*Exercise details*
For every line in the records that has the word "اطلاعات", make a copy.

[[ Source data open ]]

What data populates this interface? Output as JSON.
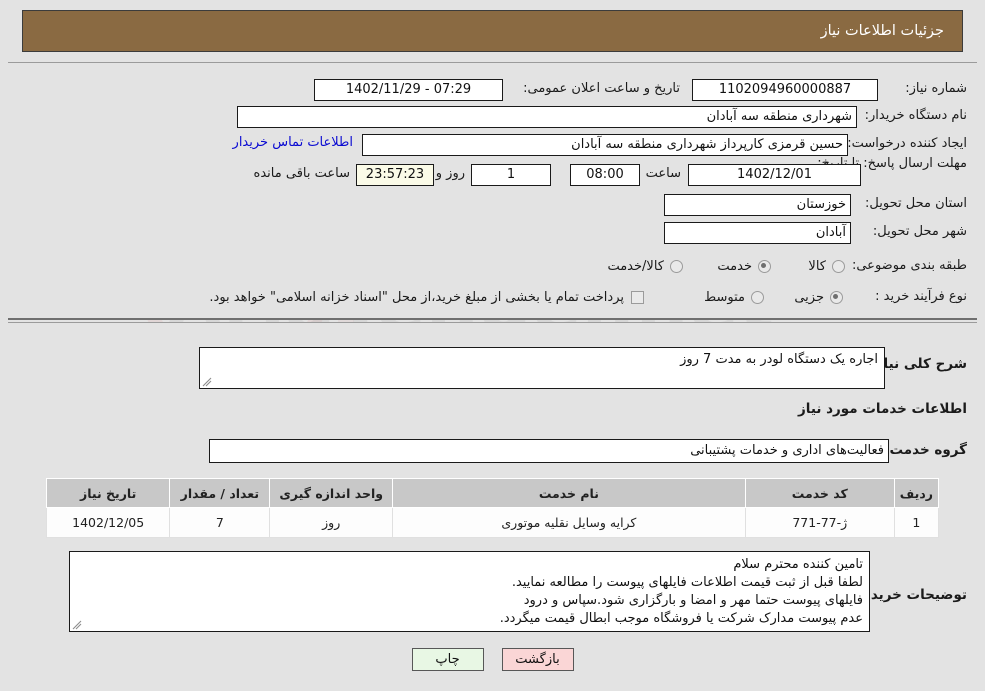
{
  "header": {
    "title": "جزئیات اطلاعات نیاز"
  },
  "form": {
    "need_number_label": "شماره نیاز:",
    "need_number_value": "1102094960000887",
    "announce_label": "تاریخ و ساعت اعلان عمومی:",
    "announce_value": "07:29 - 1402/11/29",
    "buyer_org_label": "نام دستگاه خریدار:",
    "buyer_org_value": "شهرداری منطقه سه آبادان",
    "creator_label": "ایجاد کننده درخواست:",
    "creator_value": "حسین قرمزی کارپرداز شهرداری منطقه سه آبادان",
    "contact_link": "اطلاعات تماس خریدار",
    "deadline_label": "مهلت ارسال پاسخ: تا تاریخ:",
    "deadline_date": "1402/12/01",
    "hour_label": "ساعت",
    "deadline_time": "08:00",
    "days_value": "1",
    "days_label": "روز و",
    "countdown_value": "23:57:23",
    "countdown_label": "ساعت باقی مانده",
    "province_label": "استان محل تحویل:",
    "province_value": "خوزستان",
    "city_label": "شهر محل تحویل:",
    "city_value": "آبادان",
    "category_label": "طبقه بندی موضوعی:",
    "category_options": [
      "کالا",
      "خدمت",
      "کالا/خدمت"
    ],
    "category_selected": "خدمت",
    "process_label": "نوع فرآیند خرید :",
    "process_options": [
      "جزیی",
      "متوسط"
    ],
    "process_selected": "جزیی",
    "treasury_note": "پرداخت تمام یا بخشی از مبلغ خرید،از محل \"اسناد خزانه اسلامی\" خواهد بود.",
    "treasury_checked": false
  },
  "summary": {
    "label": "شرح کلی نیاز:",
    "value": "اجاره یک دستگاه لودر به مدت 7 روز"
  },
  "services": {
    "section_title": "اطلاعات خدمات مورد نیاز",
    "group_label": "گروه خدمت:",
    "group_value": "فعالیت‌های اداری و خدمات پشتیبانی",
    "columns": [
      "ردیف",
      "کد خدمت",
      "نام خدمت",
      "واحد اندازه گیری",
      "تعداد / مقدار",
      "تاریخ نیاز"
    ],
    "rows": [
      {
        "row_no": "1",
        "service_code": "ژ-77-771",
        "service_name": "کرایه وسایل نقلیه موتوری",
        "unit": "روز",
        "quantity": "7",
        "need_date": "1402/12/05"
      }
    ]
  },
  "buyer_notes": {
    "label": "توضیحات خریدار:",
    "lines": [
      "تامین کننده محترم سلام",
      "لطفا قبل از ثبت قیمت اطلاعات فایلهای پیوست را مطالعه نمایید.",
      "فایلهای پیوست حتما مهر و امضا و بارگزاری شود.سپاس و درود",
      "عدم پیوست مدارک شرکت یا فروشگاه موجب ابطال قیمت میگردد."
    ]
  },
  "footer": {
    "print_label": "چاپ",
    "back_label": "بازگشت"
  },
  "colors": {
    "header_bar": "#8a6a42",
    "page_bg": "#e3e3e3",
    "link": "#0a0ad2",
    "back_btn": "#fad6d6",
    "print_btn": "#e8f7e4",
    "timer_bg": "#fbfbe8",
    "table_header": "#c8c8c8"
  }
}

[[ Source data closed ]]

*Answer to this exercise*
    "title": "جزئیات اطلاعات نیاز"
    "contact_link": "اطلاعات تماس خریدار",
    "section_title": "اطلاعات خدمات مورد نیاز",
      "لطفا قبل از ثبت قیمت اطلاعات فایلهای پیوست را مطالعه نمایید.",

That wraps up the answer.